-- Dataset rows describing interfaces --
# # # #

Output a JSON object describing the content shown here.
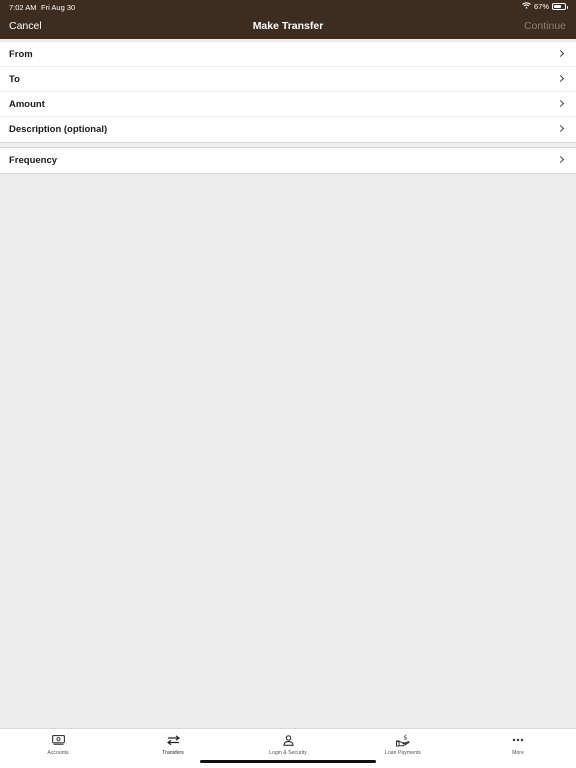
{
  "status_bar": {
    "time": "7:02 AM",
    "date": "Fri Aug 30",
    "battery": "67%",
    "battery_level": 0.67
  },
  "nav": {
    "cancel_label": "Cancel",
    "title": "Make Transfer",
    "continue_label": "Continue"
  },
  "form": {
    "rows": [
      {
        "label": "From"
      },
      {
        "label": "To"
      },
      {
        "label": "Amount"
      },
      {
        "label": "Description (optional)"
      }
    ],
    "frequency": {
      "label": "Frequency"
    }
  },
  "tabbar": {
    "items": [
      {
        "label": "Accounts",
        "icon": "accounts-icon"
      },
      {
        "label": "Transfers",
        "icon": "transfers-icon",
        "active": true
      },
      {
        "label": "Login & Security",
        "icon": "person-icon"
      },
      {
        "label": "Loan Payments",
        "icon": "loan-payment-icon"
      },
      {
        "label": "More",
        "icon": "more-icon"
      }
    ]
  },
  "colors": {
    "header_bg": "#3d2c20",
    "background": "#ededed",
    "continue_disabled": "#8c7f74"
  }
}
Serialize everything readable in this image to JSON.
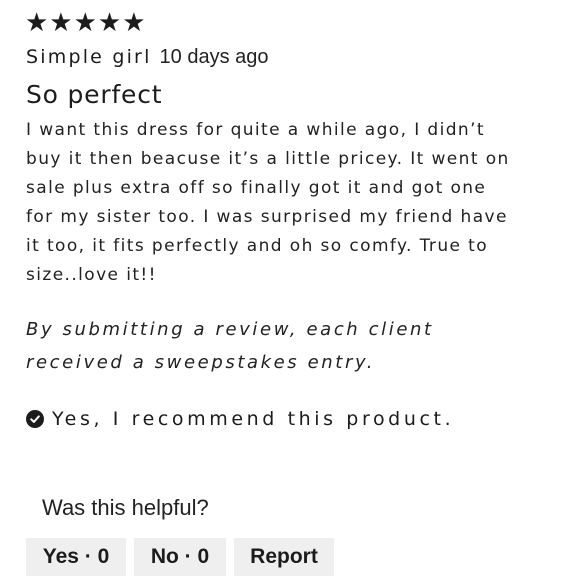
{
  "review": {
    "rating": 5,
    "stars": "★★★★★",
    "author": "Simple girl",
    "age": "10 days ago",
    "title": "So perfect",
    "body_lines": [
      "I want this dress for quite a while ago, I didn’t",
      "buy it then beacuse it’s a little pricey. It went on",
      "sale plus extra off so finally got it and got one",
      "for my sister too. I was surprised my friend have",
      "it too, it fits perfectly and oh so comfy. True to",
      "size..love it!!"
    ],
    "disclaimer_lines": [
      "By submitting a review, each client",
      "received a sweepstakes entry."
    ],
    "recommend_icon": "check-circle-icon",
    "recommend_text": "Yes, I recommend this product."
  },
  "helpful": {
    "question": "Was this helpful?",
    "yes_label": "Yes · 0",
    "no_label": "No · 0",
    "report_label": "Report"
  }
}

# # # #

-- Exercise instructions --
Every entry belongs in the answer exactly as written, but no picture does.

-- Output --
Output a JSON object describing the content shown here.
{
  "status_bar": {
    "time": "7:02 AM",
    "date": "Fri Aug 30",
    "battery": "67%",
    "battery_level": 0.67
  },
  "nav": {
    "cancel_label": "Cancel",
    "title": "Make Transfer",
    "continue_label": "Continue"
  },
  "form": {
    "rows": [
      {
        "label": "From"
      },
      {
        "label": "To"
      },
      {
        "label": "Amount"
      },
      {
        "label": "Description (optional)"
      }
    ],
    "frequency": {
      "label": "Frequency"
    }
  },
  "tabbar": {
    "items": [
      {
        "label": "Accounts",
        "icon": "accounts-icon"
      },
      {
        "label": "Transfers",
        "icon": "transfers-icon",
        "active": true
      },
      {
        "label": "Login & Security",
        "icon": "person-icon"
      },
      {
        "label": "Loan Payments",
        "icon": "loan-payment-icon"
      },
      {
        "label": "More",
        "icon": "more-icon"
      }
    ]
  },
  "colors": {
    "header_bg": "#3d2c20",
    "background": "#ededed",
    "continue_disabled": "#8c7f74"
  }
}
Serialize everything readable in this image to JSON.
{
  "review": {
    "rating": 5,
    "stars": "★★★★★",
    "author": "Simple girl",
    "age": "10 days ago",
    "title": "So perfect",
    "body_lines": [
      "I want this dress for quite a while ago, I didn’t",
      "buy it then beacuse it’s a little pricey. It went on",
      "sale plus extra off so finally got it and got one",
      "for my sister too. I was surprised my friend have",
      "it too, it fits perfectly and oh so comfy. True to",
      "size..love it!!"
    ],
    "disclaimer_lines": [
      "By submitting a review, each client",
      "received a sweepstakes entry."
    ],
    "recommend_icon": "check-circle-icon",
    "recommend_text": "Yes, I recommend this product."
  },
  "helpful": {
    "question": "Was this helpful?",
    "yes_label": "Yes · 0",
    "no_label": "No · 0",
    "report_label": "Report"
  }
}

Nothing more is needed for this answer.